## WHAT YOU ARE ASKED TO DO
Copy all lines in the data that contain the string "screenshot".

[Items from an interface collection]
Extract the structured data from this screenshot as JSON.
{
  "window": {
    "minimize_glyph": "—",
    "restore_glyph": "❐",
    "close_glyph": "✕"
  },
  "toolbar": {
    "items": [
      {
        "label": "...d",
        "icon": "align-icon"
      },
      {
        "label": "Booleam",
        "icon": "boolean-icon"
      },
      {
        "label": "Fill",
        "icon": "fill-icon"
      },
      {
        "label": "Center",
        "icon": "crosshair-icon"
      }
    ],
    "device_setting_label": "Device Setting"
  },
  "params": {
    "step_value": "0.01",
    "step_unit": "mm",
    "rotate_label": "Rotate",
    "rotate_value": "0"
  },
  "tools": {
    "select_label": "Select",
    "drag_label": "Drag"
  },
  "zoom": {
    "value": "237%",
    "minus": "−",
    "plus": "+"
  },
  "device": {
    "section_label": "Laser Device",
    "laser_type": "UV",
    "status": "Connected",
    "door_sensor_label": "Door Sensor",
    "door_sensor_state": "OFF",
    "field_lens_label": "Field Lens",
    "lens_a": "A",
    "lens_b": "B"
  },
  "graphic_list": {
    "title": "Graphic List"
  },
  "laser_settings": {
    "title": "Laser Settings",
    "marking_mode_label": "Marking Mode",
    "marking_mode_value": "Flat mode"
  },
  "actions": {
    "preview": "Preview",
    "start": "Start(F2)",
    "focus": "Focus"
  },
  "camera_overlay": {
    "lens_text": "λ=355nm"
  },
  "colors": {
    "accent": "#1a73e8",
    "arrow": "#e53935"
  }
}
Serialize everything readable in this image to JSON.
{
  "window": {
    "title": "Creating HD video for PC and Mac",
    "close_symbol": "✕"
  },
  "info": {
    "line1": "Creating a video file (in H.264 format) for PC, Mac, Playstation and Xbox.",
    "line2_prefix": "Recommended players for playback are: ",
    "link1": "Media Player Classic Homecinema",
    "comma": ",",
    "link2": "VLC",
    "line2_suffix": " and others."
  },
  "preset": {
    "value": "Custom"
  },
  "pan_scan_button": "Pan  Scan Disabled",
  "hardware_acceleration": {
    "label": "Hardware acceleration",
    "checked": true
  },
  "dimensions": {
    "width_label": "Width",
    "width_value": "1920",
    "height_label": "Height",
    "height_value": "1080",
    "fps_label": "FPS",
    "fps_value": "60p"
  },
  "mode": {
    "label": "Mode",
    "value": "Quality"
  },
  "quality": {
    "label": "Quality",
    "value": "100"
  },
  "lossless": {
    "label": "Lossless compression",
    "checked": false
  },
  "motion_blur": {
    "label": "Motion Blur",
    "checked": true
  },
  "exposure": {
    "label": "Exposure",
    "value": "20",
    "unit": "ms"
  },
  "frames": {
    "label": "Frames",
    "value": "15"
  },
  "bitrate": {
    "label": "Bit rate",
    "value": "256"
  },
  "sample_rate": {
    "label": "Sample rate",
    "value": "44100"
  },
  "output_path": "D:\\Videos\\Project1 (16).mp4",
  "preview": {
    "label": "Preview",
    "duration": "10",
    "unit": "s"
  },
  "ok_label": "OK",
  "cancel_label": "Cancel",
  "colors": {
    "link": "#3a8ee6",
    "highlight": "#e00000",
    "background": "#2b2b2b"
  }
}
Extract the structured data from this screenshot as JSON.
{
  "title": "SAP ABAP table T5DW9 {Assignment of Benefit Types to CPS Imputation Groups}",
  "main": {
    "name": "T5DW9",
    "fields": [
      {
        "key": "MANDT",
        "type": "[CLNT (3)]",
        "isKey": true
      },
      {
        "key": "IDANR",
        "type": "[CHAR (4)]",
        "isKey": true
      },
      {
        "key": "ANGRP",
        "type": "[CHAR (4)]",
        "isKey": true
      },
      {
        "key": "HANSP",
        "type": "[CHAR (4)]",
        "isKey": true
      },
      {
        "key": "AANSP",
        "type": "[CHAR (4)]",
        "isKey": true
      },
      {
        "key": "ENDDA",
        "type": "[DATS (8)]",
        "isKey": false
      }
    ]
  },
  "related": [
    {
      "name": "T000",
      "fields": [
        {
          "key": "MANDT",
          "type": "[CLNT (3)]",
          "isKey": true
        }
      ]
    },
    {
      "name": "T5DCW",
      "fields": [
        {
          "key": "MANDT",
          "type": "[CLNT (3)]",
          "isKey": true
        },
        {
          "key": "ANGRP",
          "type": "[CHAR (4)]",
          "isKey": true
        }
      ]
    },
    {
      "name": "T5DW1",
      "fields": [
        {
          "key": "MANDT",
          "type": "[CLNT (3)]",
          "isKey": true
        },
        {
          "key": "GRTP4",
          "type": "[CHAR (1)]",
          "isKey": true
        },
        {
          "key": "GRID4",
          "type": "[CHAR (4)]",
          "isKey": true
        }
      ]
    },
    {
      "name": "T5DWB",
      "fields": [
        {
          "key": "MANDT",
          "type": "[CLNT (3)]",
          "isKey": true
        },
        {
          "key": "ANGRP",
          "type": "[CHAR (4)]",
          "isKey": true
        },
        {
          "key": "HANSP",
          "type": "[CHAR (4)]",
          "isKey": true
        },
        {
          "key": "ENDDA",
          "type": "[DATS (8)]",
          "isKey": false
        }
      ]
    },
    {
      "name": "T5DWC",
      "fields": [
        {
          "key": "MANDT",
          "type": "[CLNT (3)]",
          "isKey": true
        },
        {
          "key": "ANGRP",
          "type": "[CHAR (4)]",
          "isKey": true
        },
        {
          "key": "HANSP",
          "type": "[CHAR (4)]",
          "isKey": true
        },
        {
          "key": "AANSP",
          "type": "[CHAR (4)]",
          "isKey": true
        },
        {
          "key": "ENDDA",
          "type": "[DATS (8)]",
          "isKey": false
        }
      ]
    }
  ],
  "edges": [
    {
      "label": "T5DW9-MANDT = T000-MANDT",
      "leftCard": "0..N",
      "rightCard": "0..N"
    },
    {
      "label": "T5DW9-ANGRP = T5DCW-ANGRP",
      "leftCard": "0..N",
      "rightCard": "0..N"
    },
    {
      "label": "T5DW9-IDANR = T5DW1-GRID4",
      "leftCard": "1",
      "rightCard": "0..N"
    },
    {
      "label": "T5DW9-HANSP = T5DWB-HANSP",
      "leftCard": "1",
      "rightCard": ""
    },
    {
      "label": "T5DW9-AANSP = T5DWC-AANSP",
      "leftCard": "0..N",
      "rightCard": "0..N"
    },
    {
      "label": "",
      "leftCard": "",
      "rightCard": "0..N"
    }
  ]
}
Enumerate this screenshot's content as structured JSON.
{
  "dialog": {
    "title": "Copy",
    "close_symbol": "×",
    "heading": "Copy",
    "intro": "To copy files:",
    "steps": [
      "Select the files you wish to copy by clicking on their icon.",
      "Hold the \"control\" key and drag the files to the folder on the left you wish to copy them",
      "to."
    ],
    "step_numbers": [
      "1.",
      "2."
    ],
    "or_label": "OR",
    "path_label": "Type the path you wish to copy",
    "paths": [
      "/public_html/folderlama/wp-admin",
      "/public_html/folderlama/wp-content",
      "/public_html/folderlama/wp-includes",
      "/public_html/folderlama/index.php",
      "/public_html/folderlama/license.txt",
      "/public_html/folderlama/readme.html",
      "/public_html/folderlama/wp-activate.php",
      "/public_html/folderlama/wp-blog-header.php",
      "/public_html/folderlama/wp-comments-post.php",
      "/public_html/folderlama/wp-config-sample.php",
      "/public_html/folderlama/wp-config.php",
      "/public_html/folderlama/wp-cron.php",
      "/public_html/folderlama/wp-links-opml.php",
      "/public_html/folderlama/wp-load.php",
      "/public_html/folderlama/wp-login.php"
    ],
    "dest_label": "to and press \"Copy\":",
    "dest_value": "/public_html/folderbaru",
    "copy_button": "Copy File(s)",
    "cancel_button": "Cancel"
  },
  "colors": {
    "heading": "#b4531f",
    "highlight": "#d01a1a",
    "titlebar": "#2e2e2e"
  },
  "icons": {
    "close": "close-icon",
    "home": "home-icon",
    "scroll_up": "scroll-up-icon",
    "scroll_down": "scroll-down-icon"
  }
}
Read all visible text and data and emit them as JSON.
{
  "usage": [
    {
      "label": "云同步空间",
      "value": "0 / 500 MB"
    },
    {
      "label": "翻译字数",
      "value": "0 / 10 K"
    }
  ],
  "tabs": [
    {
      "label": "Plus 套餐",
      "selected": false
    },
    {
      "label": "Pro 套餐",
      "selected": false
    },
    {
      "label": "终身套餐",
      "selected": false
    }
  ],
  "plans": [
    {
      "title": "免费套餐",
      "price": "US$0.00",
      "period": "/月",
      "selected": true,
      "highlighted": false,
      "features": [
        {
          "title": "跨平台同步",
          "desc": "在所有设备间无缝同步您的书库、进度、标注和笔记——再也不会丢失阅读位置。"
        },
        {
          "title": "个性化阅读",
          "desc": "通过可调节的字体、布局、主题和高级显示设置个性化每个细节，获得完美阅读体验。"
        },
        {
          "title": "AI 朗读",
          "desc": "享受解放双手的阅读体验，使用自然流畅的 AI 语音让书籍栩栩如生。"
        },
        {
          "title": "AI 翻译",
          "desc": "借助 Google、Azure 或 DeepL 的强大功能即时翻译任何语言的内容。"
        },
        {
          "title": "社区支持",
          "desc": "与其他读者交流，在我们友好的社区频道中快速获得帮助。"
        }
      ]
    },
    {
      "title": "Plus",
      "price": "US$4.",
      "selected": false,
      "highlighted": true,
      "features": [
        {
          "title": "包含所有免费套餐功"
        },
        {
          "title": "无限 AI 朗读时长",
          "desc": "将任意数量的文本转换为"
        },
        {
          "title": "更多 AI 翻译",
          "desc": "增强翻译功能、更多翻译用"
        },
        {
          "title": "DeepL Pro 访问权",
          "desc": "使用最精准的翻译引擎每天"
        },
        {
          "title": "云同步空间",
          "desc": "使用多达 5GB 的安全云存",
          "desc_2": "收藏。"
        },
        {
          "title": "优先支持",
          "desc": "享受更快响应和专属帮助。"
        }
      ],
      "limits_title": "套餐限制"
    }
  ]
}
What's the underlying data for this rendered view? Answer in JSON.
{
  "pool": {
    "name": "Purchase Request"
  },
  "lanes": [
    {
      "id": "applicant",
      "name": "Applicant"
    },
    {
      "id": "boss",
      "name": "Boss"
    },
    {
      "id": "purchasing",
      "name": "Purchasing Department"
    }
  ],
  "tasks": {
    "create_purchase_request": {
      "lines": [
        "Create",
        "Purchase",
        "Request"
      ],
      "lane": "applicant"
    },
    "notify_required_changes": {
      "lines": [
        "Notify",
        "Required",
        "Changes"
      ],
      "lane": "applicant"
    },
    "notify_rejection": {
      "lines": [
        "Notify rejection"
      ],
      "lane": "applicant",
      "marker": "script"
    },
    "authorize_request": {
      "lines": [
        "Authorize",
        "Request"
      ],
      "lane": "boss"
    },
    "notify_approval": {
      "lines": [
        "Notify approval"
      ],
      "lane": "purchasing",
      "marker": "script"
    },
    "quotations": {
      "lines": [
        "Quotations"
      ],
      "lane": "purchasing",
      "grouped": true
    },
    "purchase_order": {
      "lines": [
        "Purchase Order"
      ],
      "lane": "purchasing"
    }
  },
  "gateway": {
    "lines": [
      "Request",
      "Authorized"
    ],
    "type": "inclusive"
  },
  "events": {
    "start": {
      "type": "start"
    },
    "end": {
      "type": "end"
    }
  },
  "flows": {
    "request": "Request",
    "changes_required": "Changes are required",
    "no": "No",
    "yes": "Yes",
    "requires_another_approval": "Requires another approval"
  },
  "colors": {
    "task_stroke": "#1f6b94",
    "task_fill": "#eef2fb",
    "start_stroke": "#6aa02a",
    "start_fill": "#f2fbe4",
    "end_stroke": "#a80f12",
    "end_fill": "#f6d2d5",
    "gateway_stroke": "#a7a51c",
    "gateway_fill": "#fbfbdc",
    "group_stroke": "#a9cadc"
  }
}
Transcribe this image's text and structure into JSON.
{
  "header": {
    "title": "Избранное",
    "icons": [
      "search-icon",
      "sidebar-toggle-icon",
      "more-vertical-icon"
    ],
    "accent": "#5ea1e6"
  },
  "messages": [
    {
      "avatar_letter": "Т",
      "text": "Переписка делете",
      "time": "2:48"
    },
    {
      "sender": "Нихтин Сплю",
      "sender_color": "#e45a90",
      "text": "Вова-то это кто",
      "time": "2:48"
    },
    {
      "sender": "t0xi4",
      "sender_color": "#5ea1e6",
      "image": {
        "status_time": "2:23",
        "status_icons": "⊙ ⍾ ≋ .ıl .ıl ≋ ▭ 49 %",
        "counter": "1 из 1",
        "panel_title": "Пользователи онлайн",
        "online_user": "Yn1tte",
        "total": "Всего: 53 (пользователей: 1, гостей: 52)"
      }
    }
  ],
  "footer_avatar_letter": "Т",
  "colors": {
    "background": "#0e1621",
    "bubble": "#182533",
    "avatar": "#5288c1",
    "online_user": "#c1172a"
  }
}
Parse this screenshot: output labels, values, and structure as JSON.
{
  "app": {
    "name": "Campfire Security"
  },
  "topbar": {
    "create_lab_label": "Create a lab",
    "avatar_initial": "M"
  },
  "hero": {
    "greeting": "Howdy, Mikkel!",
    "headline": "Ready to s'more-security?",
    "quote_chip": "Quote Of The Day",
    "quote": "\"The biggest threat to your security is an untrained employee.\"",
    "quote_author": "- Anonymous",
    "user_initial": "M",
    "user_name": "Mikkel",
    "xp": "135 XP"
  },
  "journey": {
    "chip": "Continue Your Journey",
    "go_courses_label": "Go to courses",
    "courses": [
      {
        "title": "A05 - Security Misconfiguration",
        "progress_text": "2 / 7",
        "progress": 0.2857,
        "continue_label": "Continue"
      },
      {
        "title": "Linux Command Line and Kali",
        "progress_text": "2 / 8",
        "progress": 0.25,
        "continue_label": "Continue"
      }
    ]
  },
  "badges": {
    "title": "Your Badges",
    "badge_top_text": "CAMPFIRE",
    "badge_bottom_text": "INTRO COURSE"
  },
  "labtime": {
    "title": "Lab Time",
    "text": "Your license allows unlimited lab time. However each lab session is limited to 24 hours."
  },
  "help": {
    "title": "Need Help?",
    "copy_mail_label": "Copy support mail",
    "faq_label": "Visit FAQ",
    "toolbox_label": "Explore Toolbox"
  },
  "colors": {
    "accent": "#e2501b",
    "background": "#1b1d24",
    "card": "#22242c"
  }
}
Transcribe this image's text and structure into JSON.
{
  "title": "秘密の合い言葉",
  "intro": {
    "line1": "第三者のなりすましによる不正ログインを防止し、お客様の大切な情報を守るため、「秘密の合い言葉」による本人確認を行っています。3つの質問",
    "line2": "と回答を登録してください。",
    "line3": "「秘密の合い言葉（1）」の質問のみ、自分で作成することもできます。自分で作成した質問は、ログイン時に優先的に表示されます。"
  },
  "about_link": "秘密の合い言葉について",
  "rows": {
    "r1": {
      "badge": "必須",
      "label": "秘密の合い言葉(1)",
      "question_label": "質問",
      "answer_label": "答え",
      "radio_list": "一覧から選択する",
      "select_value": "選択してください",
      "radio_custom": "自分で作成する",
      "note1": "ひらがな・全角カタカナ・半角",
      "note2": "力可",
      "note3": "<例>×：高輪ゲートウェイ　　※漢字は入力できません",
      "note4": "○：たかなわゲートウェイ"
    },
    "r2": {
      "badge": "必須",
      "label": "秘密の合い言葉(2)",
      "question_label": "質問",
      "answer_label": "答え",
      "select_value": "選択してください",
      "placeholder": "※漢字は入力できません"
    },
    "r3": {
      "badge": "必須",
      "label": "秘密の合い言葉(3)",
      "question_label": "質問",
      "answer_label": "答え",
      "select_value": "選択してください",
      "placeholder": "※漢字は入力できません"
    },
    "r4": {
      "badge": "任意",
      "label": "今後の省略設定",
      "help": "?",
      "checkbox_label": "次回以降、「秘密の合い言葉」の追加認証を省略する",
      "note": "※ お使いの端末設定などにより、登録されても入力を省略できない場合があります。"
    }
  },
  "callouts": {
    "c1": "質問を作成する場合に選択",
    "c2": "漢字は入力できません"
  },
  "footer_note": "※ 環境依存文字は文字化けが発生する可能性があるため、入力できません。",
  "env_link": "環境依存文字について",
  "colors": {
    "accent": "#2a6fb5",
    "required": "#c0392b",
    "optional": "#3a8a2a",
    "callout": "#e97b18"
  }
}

## ANSWER BOX
Extract the structured data from this screenshot as JSON.
Extract the structured data from this screenshot as JSON.
Enumerate this screenshot's content as structured JSON.
Parse this screenshot: output labels, values, and structure as JSON.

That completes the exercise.